Joe Swanberg Names Tiger Tale in Blue Best Film of 2013
Joe Swanberg has posted his Top Ten list over at Esquire, and in the top slot is Frank V. Ross’s deceptively low-key relationship drama Tiger Tale in Blue — nominated by Filmmaker as one our Best Films Not Playing at a Theater Near You in 2012. In an interview with Ross, Filmmaker‘s Nick Dawson called the film a “beautifully calibrated piece of observational cinema that is emotionally compelling without ever imposing itself upon the viewer.” And here’s Swanberg at Esquire:

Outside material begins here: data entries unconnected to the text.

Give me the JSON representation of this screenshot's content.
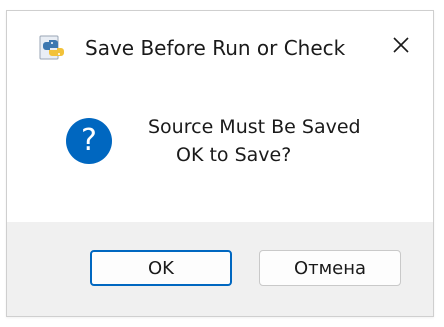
{
  "dialog": {
    "title": "Save Before Run or Check",
    "message_line1": "Source Must Be Saved",
    "message_line2": "OK to Save?",
    "icons": {
      "app": "python-icon",
      "question": "question-icon",
      "question_glyph": "?",
      "close": "close-icon"
    }
  },
  "buttons": {
    "ok_label": "OK",
    "cancel_label": "Отмена"
  },
  "colors": {
    "accent": "#0067c0",
    "footer_bg": "#f0f0f0",
    "python_blue": "#3d78b0",
    "python_yellow": "#f2c23a"
  }
}
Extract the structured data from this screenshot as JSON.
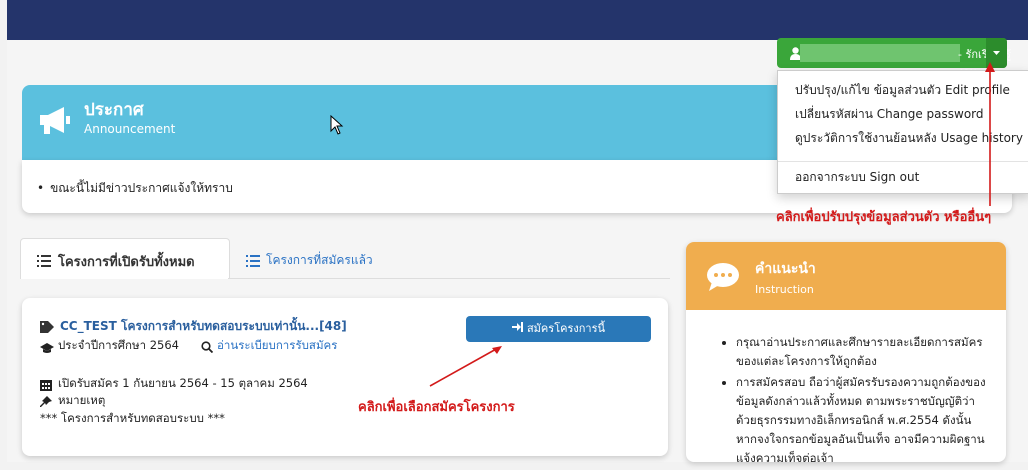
{
  "user": {
    "name_suffix": "- รักเรียน รู้งาน",
    "menu": [
      "ปรับปรุง/แก้ไข ข้อมูลส่วนตัว Edit profile",
      "เปลี่ยนรหัสผ่าน Change password",
      "ดูประวัติการใช้งานย้อนหลัง Usage history",
      "ออกจากระบบ Sign out"
    ]
  },
  "announcement": {
    "title": "ประกาศ",
    "subtitle": "Announcement",
    "text": "ขณะนี้ไม่มีข่าวประกาศแจ้งให้ทราบ"
  },
  "tabs": {
    "active": "โครงการที่เปิดรับทั้งหมด",
    "other": "โครงการที่สมัครแล้ว"
  },
  "project": {
    "title": "CC_TEST โครงการสำหรับทดสอบระบบเท่านั้น...[48]",
    "year_label": "ประจำปีการศึกษา 2564",
    "rules_link": "อ่านระเบียบการรับสมัคร",
    "apply_button": "สมัครโครงการนี้",
    "open_period": "เปิดรับสมัคร 1 กันยายน 2564 - 15 ตุลาคม 2564",
    "remark_label": "หมายเหตุ",
    "remark_text": "*** โครงการสำหรับทดสอบระบบ ***"
  },
  "annotations": {
    "profile_note": "คลิกเพื่อปรับปรุงข้อมูลส่วนตัว หรืออื่นๆ",
    "apply_note": "คลิกเพื่อเลือกสมัครโครงการ"
  },
  "instruction": {
    "title": "คำแนะนำ",
    "subtitle": "Instruction",
    "items": [
      "กรุณาอ่านประกาศและศึกษารายละเอียดการสมัคร ของแต่ละโครงการให้ถูกต้อง",
      "การสมัครสอบ ถือว่าผู้สมัครรับรองความถูกต้องของข้อมูลดังกล่าวแล้วทั้งหมด ตามพระราชบัญญัติว่าด้วยธุรกรรมทางอิเล็กทรอนิกส์ พ.ศ.2554 ดังนั้นหากจงใจกรอกข้อมูลอันเป็นเท็จ อาจมีความผิดฐานแจ้งความเท็จต่อเจ้า"
    ]
  },
  "colors": {
    "navbar": "#24346b",
    "announcement": "#5bc0de",
    "instruction": "#f0ad4e",
    "user_button": "#3aa63a",
    "apply_button": "#2a78b8",
    "annotation": "#d31a1a"
  }
}
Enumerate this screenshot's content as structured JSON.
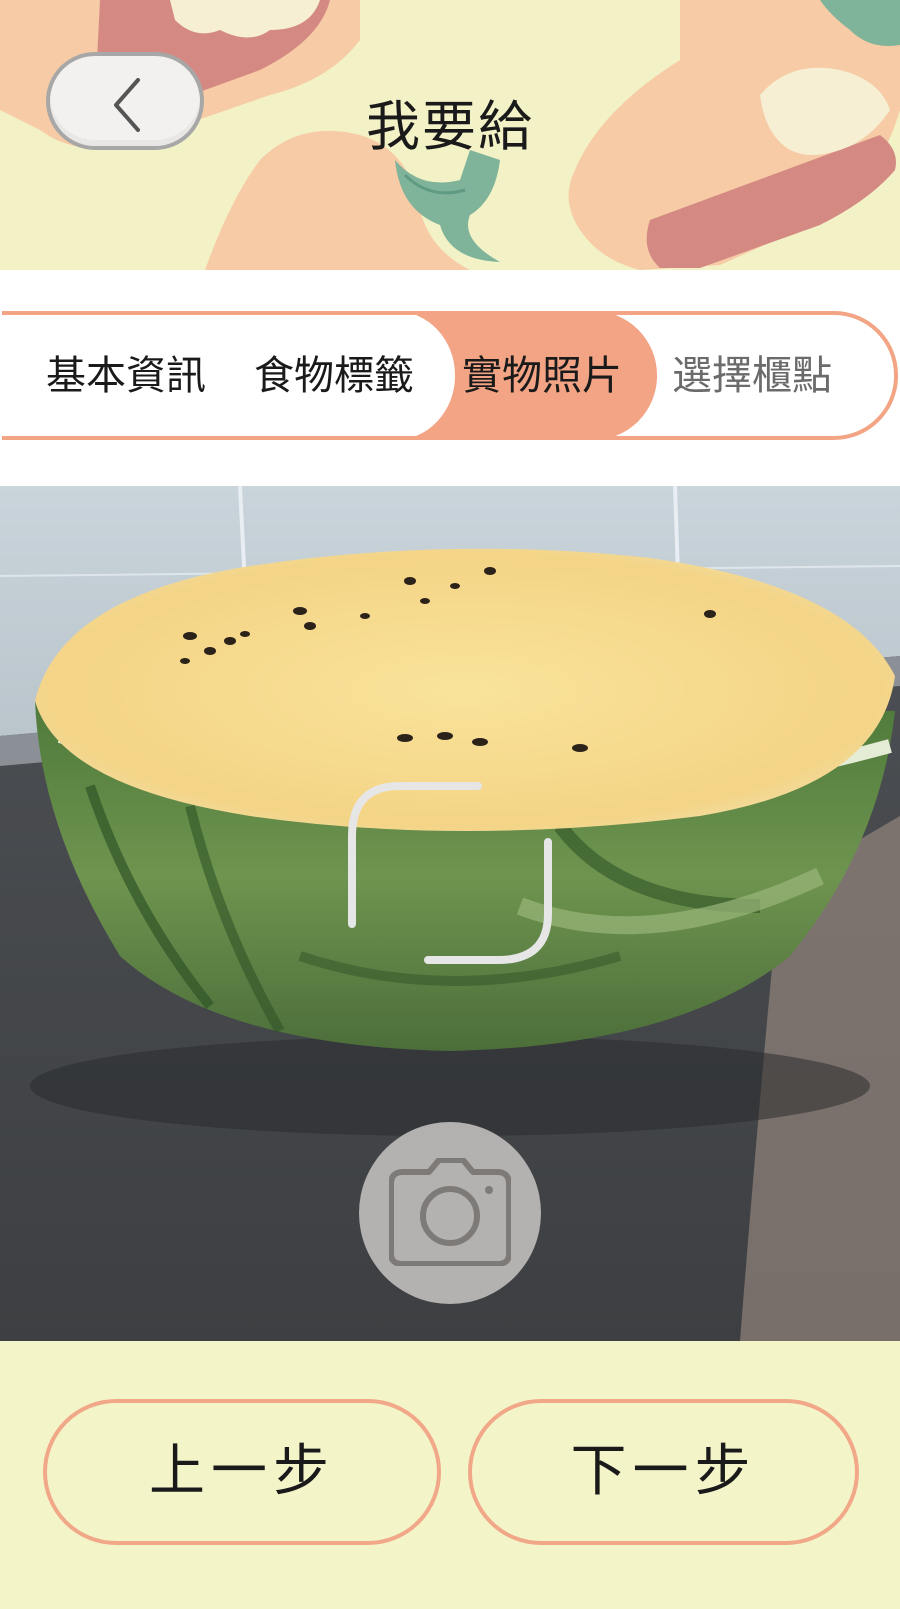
{
  "header": {
    "title": "我要給",
    "back_icon": "chevron-left-icon"
  },
  "steps": {
    "items": [
      {
        "label": "基本資訊",
        "state": "done"
      },
      {
        "label": "食物標籤",
        "state": "done"
      },
      {
        "label": "實物照片",
        "state": "active"
      },
      {
        "label": "選擇櫃點",
        "state": "pending"
      }
    ]
  },
  "camera": {
    "shutter_icon": "camera-icon",
    "focus_icon": "focus-frame-icon"
  },
  "footer": {
    "prev_label": "上一步",
    "next_label": "下一步"
  },
  "colors": {
    "accent": "#f2a485",
    "background": "#f4f4c9",
    "header_background": "#f3f2c7"
  }
}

This is by a director named Frank B. Ross. It was nominated for a Gotham Award last year for Best Film Not Playing at a Theater Near You, and it finally started playing in some theaters early this year. I caught it in Chicago in January, and it had a festival run and some additional screenings. Totally blew me away. Frank is a filmmaker whom I worked with in the past, and somebody whose work I’m familiar with, but I was not prepared at all to love this movie as much as I did. It’s always amazing to me when somebody you know does work that emotionally engages you to the fifth degree. Like a lot of Frank’s work, the movie takes place in the working-class suburbs of Chicago, which is sort of a backdrop that nobody gets as right as Frank consistently does. And it’s about a guy who works in a restaurant, and his schoolteacher wife, and a waitress that he works with — a love triangle. But Frank casts the same actress, Rebecca Spence, to play both women, so you watch the movie, and you’re not sure if you’re watching flashbacks to how they both met, or jumping forward to now. The movie sort of plays with time, too, and builds this up, and ultimately reveals that these are different characters. And Frank also stars in the film and gives a great performance in his own movie. There’s an incredible melancholy tone that’s better than anything I saw this year.

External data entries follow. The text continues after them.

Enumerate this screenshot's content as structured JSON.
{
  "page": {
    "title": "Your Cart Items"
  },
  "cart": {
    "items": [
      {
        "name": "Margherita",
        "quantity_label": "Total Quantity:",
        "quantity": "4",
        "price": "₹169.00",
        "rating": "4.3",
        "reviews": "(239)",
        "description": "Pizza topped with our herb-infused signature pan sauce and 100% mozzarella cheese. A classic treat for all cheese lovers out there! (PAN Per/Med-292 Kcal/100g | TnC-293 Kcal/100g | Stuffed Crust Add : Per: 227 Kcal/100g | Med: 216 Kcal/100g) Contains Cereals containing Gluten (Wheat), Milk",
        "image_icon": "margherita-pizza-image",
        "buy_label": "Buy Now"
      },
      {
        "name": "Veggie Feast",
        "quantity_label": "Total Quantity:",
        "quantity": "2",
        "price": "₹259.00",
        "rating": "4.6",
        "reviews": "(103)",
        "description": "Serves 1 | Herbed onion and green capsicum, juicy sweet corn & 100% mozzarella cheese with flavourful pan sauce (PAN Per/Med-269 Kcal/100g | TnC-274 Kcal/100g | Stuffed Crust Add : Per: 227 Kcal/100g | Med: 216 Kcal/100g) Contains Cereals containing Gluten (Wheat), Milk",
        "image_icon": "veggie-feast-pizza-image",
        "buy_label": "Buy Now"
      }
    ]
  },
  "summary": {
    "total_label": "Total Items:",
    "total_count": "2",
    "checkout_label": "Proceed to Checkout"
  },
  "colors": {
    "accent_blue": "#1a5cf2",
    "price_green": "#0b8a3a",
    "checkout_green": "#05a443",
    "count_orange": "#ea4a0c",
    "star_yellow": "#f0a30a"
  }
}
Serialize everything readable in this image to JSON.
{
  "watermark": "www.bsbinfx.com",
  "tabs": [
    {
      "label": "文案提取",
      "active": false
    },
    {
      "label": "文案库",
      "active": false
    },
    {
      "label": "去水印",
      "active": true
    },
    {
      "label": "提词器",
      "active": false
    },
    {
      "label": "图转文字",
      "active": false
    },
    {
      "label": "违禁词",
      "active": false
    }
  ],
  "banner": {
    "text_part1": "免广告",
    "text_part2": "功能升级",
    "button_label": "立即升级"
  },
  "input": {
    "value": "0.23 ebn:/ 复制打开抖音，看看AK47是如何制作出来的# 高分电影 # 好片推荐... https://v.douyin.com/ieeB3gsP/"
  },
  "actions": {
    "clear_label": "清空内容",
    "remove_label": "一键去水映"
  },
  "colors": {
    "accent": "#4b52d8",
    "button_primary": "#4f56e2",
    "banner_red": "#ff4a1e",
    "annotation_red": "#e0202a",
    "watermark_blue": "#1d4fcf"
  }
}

Check out the rest of Swanberg’s list, which has a couple more surprises, including one film I’ve never even heard of, as well as another Filmmaker favorite, Hannah Fidell’s A Teacher, at the link.